Sleeping on your back can be compromised by a big, fluffy pillow on your head which immediately strains the neck in an upright position. Ideally, your ears should be aligned with your shoulders for a straight spine position. But if you take the pillow away, your head position might then lean a little too far back. Consider getting a soft roller cushion that goes under your neck to support and hold an aligned spine. Remember also, the level of comfort and support you choose in a mattress may impact how you need to support your head. If you choose a softer, plush mattress, your body will sink in further. You will need to adjust your head position accordingly.

How Should Couples Best Sleep Together?

New relationships usually involve close and intimate sleeping patterns. Tangling, nuzzling and spooning can mean all sorts of contortions which, however loving, are not really practical for meaningful, deep sleep. A good night’s sleep is what’s needed for a growing relationship. Even the most compatible couples are not necessarily great co-sleepers.

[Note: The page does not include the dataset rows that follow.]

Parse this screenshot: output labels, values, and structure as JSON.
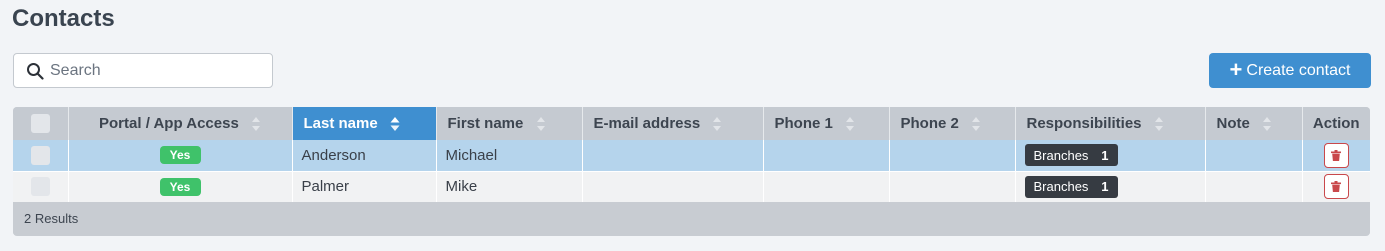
{
  "page": {
    "title": "Contacts"
  },
  "search": {
    "placeholder": "Search",
    "value": ""
  },
  "toolbar": {
    "create_label": "Create contact"
  },
  "table": {
    "columns": [
      {
        "key": "select",
        "label": ""
      },
      {
        "key": "portal",
        "label": "Portal / App Access"
      },
      {
        "key": "last_name",
        "label": "Last name",
        "sorted": "asc"
      },
      {
        "key": "first_name",
        "label": "First name"
      },
      {
        "key": "email",
        "label": "E-mail address"
      },
      {
        "key": "phone1",
        "label": "Phone 1"
      },
      {
        "key": "phone2",
        "label": "Phone 2"
      },
      {
        "key": "responsibilities",
        "label": "Responsibilities"
      },
      {
        "key": "note",
        "label": "Note"
      },
      {
        "key": "action",
        "label": "Action"
      }
    ],
    "rows": [
      {
        "portal": "Yes",
        "last_name": "Anderson",
        "first_name": "Michael",
        "email": "",
        "phone1": "",
        "phone2": "",
        "responsibility": {
          "label": "Branches",
          "count": "1"
        },
        "note": "",
        "selected": true
      },
      {
        "portal": "Yes",
        "last_name": "Palmer",
        "first_name": "Mike",
        "email": "",
        "phone1": "",
        "phone2": "",
        "responsibility": {
          "label": "Branches",
          "count": "1"
        },
        "note": "",
        "selected": false
      }
    ],
    "footer": "2 Results"
  },
  "colors": {
    "accent": "#3f8fd0",
    "success": "#3fc26a",
    "danger": "#c9484b",
    "selected_row": "#b5d4ec"
  },
  "icons": {
    "search": "search-icon",
    "create": "plus-icon",
    "sort": "sort-icon",
    "delete": "trash-icon"
  }
}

As a relationship matures and becomes more secure, the liberty position of sleeping back to back can give both partners easier breathing space and a more relaxed posture. Consider investing in a well-engineered, motion-isolating mattress. A common trick is to join two single or double beds that allow uninterrupted sleep, particularly if one of you is a light sleeper.

How Can You Correct Your Sleeping Position?

“Don’t overthink this”, adds Dr Rae. “Just pay attention to the quality of sleep you’re getting and perhaps experiment with different positioning and cushioning. The key consideration is an optimally positioned, neutral spine, easy breathing and no pain or numbness.” If you find yourself habitually sleeping on your stomach, try the simple trick of strapping a tennis ball to your chest. You can tape this to the front of your sleep shirt. Whenever you try to roll over in your sleep you will inherently feel the discomfort and resume your previous position.

Not sleeping? Consult the experts

Dial•a•Bed takes your sleep seriously. So should you. That’s why we work closely with sleep scientist, Dr Dale Rae, to bring you practical insight and guidance on finding what Dr Rae calls your “sleep sweet spot”. Everybody has different sleep patterns. What matters is that you find the “sweet spot” that works for you. If you are experiencing prolonged sleep interruptions, or would like to understand your sleep better, consider a well-researched scientific approach. Find out more at Visit any of our 76 stores nationwide or shop online 24/7 at